* _Work order_:
Go line by line through the entries and show those that hold the string "análisis".

*** Opening Exercise inputs ***

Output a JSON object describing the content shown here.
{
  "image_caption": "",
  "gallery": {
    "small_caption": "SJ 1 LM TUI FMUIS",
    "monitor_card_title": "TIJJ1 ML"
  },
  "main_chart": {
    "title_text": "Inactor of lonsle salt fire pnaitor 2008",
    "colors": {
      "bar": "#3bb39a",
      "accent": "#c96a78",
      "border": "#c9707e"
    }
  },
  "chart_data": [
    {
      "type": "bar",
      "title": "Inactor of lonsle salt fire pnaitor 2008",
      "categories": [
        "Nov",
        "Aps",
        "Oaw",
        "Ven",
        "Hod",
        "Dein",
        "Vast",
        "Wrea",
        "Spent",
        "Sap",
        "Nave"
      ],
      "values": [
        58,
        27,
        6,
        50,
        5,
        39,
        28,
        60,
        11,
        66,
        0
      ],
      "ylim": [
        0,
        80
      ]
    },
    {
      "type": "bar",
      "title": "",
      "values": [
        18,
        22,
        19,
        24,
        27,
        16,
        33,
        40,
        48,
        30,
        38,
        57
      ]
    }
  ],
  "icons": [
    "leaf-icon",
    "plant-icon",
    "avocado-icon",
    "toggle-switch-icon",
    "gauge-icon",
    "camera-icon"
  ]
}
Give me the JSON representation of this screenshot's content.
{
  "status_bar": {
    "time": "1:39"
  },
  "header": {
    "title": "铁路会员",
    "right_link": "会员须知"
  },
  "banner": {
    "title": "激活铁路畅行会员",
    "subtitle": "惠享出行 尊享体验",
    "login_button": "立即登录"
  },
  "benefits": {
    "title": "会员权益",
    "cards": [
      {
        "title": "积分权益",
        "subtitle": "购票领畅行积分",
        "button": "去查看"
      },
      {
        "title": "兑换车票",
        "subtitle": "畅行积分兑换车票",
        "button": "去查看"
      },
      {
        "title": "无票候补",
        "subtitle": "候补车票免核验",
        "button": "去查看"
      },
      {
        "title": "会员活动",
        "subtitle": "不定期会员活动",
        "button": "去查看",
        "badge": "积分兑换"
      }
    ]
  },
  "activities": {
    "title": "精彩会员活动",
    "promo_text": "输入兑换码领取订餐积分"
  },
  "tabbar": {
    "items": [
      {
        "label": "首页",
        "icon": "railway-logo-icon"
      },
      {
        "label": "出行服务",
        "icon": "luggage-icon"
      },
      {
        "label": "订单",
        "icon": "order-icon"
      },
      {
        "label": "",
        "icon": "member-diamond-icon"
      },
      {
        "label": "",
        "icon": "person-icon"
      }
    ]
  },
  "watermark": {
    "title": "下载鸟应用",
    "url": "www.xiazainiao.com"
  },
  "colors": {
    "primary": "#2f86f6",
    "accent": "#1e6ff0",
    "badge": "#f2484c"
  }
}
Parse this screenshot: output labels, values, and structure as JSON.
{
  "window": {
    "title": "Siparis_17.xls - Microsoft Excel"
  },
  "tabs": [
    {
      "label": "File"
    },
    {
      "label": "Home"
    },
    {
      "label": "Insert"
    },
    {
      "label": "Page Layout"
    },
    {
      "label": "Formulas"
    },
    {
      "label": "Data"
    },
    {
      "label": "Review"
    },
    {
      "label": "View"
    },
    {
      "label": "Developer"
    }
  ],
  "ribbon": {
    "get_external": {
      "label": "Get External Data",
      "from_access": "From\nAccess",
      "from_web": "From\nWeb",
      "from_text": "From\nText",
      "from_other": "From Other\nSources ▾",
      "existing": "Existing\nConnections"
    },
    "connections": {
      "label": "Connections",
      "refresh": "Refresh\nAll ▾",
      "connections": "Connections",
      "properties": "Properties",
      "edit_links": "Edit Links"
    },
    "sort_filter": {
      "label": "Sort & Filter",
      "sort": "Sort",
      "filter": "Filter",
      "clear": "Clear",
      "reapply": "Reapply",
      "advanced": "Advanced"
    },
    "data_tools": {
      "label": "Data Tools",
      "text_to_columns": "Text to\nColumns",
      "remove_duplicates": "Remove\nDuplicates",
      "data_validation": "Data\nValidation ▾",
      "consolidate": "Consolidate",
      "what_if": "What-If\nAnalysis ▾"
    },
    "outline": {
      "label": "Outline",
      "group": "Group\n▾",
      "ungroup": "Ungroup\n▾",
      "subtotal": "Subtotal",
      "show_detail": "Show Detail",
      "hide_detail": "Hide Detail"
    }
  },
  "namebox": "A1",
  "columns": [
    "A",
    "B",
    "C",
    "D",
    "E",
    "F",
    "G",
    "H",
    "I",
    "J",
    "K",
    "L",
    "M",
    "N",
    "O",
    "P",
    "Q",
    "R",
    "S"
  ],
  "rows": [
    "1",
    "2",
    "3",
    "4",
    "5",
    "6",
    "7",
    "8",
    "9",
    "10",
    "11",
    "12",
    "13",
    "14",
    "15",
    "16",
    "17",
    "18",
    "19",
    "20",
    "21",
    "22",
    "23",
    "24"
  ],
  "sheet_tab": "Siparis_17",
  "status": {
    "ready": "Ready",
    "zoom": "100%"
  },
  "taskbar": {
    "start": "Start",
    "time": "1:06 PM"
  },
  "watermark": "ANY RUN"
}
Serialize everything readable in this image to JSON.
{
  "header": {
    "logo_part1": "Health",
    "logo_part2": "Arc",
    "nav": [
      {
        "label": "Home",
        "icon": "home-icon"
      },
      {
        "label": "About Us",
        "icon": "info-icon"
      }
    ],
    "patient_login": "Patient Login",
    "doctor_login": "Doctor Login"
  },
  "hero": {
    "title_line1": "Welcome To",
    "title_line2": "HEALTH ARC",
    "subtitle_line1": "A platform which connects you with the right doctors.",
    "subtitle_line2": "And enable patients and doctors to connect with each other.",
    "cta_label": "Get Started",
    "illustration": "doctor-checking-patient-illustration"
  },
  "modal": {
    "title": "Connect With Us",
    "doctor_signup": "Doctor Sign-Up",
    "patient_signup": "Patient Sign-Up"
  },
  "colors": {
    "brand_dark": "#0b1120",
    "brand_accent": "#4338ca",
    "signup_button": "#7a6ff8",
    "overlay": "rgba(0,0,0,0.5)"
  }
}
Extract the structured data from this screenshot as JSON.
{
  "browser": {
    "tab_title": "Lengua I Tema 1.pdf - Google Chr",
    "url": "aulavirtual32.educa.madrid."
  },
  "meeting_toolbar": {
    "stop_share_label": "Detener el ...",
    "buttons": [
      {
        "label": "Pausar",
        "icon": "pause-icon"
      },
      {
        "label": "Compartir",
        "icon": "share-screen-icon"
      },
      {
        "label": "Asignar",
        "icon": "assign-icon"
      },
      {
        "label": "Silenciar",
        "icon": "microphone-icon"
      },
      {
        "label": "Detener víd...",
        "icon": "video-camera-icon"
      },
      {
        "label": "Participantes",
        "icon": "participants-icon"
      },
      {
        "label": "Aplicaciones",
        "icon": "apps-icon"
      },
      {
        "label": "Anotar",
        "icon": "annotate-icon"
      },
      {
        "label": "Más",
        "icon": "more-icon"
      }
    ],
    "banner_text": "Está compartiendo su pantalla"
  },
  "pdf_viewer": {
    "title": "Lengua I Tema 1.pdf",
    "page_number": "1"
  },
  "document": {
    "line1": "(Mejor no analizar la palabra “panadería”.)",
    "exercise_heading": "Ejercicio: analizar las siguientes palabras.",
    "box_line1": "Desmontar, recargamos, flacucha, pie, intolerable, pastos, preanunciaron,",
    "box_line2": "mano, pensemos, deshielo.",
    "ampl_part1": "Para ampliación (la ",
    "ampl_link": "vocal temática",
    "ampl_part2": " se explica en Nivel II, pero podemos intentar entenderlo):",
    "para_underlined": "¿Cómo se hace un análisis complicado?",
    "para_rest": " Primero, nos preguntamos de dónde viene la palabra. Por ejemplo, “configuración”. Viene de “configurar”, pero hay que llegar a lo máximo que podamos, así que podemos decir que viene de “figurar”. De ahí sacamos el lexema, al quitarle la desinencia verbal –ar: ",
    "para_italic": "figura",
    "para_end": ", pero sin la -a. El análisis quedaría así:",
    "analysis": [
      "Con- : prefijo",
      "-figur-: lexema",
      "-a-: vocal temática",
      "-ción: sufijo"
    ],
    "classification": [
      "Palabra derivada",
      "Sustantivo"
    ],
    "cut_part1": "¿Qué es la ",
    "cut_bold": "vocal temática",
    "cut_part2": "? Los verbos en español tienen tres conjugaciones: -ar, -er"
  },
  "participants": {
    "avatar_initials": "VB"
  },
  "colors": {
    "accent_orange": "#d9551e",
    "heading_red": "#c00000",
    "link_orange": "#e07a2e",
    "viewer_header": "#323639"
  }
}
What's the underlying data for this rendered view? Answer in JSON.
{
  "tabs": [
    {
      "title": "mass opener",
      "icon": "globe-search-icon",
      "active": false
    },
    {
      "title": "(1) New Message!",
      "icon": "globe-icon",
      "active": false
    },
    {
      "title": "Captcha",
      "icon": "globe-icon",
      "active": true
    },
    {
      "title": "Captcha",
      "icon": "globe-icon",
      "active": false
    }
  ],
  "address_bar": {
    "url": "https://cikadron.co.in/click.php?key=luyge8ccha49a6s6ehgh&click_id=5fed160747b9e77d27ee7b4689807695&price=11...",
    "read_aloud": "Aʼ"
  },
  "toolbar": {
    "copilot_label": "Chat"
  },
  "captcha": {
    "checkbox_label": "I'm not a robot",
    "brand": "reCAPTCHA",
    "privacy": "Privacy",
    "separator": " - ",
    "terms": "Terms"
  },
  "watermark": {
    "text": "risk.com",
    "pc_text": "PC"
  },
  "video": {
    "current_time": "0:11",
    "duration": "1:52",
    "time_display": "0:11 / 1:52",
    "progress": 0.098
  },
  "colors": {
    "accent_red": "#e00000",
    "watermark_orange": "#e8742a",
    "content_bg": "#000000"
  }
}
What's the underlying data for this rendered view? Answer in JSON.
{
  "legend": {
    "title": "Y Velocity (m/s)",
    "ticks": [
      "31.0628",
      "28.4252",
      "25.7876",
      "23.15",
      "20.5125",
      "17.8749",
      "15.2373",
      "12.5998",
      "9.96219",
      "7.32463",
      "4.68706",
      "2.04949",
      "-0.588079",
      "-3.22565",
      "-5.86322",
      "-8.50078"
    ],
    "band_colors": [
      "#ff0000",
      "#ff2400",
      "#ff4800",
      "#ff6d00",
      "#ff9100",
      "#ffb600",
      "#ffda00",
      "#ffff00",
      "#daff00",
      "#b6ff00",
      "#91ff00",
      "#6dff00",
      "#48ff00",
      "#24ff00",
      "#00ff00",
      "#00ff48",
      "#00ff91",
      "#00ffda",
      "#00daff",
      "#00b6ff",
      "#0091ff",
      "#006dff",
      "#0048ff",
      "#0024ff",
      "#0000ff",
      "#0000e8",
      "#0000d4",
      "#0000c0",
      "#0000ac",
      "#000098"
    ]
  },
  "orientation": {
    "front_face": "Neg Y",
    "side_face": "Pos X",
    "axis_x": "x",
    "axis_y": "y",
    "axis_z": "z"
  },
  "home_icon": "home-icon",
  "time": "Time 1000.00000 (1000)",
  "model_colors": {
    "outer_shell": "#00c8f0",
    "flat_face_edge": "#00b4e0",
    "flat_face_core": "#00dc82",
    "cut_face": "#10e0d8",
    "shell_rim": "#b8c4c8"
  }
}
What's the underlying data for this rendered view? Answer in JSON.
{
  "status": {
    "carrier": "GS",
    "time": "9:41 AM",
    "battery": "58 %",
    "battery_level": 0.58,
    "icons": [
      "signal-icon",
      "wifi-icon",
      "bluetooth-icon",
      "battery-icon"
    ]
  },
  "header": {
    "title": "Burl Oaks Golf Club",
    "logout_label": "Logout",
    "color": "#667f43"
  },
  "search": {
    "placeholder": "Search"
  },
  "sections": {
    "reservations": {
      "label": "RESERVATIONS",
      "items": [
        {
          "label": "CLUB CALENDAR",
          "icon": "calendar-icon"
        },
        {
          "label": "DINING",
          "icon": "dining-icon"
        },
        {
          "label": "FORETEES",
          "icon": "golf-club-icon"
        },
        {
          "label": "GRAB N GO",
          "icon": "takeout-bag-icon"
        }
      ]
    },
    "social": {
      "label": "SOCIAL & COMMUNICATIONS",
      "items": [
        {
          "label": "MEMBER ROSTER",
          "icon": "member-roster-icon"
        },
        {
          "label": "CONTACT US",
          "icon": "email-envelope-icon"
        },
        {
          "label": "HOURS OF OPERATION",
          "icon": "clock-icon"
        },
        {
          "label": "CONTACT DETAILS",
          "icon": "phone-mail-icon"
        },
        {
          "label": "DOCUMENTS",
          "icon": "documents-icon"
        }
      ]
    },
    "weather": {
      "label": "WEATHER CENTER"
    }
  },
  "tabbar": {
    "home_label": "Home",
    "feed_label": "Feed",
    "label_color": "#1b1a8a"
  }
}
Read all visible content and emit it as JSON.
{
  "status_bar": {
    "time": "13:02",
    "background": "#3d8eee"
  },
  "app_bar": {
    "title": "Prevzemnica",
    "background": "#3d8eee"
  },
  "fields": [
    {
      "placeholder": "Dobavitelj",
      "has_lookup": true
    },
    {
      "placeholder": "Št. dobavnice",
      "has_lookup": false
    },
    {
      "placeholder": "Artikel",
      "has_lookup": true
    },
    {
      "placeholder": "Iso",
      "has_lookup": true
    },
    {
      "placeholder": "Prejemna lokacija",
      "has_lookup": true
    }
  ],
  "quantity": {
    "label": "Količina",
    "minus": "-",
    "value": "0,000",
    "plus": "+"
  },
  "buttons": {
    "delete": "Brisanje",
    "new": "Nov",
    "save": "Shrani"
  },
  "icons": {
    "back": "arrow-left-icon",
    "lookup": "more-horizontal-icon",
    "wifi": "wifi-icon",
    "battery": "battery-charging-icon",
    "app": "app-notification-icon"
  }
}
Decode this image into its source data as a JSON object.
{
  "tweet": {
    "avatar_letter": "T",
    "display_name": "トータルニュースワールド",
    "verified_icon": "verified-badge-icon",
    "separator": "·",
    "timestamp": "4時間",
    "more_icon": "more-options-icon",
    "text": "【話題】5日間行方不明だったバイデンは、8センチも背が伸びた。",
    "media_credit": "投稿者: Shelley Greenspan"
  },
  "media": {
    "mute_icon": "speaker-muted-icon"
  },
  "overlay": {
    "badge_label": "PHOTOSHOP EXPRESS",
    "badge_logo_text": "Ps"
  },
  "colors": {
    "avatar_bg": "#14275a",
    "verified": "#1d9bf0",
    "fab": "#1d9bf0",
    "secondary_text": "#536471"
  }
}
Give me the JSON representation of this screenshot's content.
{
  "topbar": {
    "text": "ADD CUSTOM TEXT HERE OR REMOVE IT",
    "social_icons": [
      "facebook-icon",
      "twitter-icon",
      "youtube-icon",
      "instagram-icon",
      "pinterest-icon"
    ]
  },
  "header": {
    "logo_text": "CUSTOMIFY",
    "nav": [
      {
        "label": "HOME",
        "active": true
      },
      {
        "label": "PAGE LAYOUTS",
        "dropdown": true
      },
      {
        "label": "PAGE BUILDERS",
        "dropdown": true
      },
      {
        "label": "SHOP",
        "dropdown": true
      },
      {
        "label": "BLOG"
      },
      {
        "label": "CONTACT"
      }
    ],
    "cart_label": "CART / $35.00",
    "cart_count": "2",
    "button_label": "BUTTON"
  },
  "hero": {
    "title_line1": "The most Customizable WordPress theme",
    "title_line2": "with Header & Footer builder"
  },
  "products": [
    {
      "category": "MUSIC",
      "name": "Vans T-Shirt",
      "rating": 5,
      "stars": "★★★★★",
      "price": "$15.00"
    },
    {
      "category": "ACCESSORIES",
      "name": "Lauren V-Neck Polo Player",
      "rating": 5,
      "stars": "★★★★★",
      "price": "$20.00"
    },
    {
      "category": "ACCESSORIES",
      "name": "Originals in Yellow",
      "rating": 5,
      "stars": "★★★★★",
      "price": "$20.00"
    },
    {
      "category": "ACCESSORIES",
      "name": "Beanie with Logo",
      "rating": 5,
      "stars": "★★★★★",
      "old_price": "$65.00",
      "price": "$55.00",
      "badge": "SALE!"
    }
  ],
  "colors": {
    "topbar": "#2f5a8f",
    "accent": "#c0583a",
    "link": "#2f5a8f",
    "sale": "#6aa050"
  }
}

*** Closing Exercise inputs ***

* _Task solution_:
    "para_underlined": "¿Cómo se hace un análisis complicado?",
    "para_end": ", pero sin la -a. El análisis quedaría así:",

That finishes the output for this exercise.